The altar has traditionally been reserved for the Pope alone, and unauthorized use formerly incurred excommunication. Liturgist Dr. Kwasniewski described the decision as an attempt to ‘destroy any vestige of the sacred, the set-apart, the privileged, the untouchable, the elevated, the off-limits.’
Traditionis custodes: this is the incipit of the document with which Francis imperiously cancels the previous Motu Proprio Summorum Pontificum of Benedict XVI. The almost mocking tone of the bombastic quotation from Lumen Gentium will not have escaped notice: just when Bergoglio recognizes the Bishops as guardians of the Tradition, he asks them to obstruct its highest and most sacred expression of prayer.
What is at stake is a theological claim about the objective status of the monuments of liturgical tradition—something that does not depend on a papal decision, unless papal authority is now deemed to extend to rewriting the past, something that theologians maintain not even the omnipotent God can do.
‘The old Catholic liturgy threatens the diabolical New World Order to which Francis has signed on,’ said Michael Matt of The Remnant newspaper. ‘The Latin Mass united Catholics from every country in the world for a couple of thousand years like no government ever could. And it was in the process of doing so again.’
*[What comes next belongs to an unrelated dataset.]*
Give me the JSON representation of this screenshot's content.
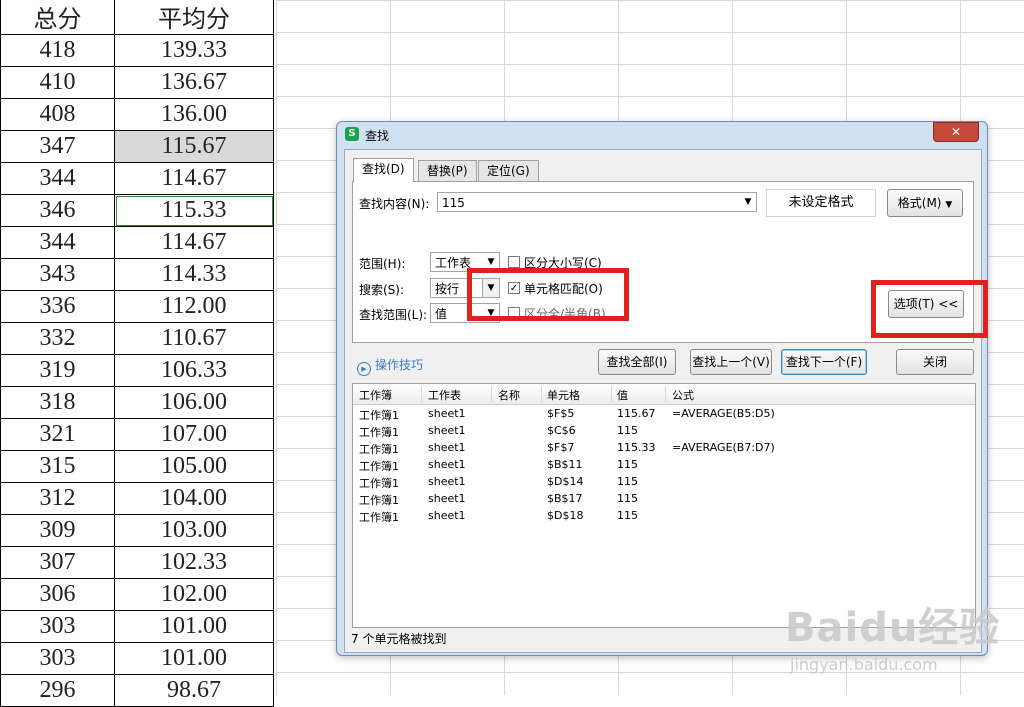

‘It’s hard to describe the magnitude of this, but it’s kind of like telling millions of Catholics just to jump off a bridge or hang themselves...[But] this Pope is delusional if he thinks that with the stroke of a pen he can just wipe out the love that people have for the traditional Catholic liturgy.’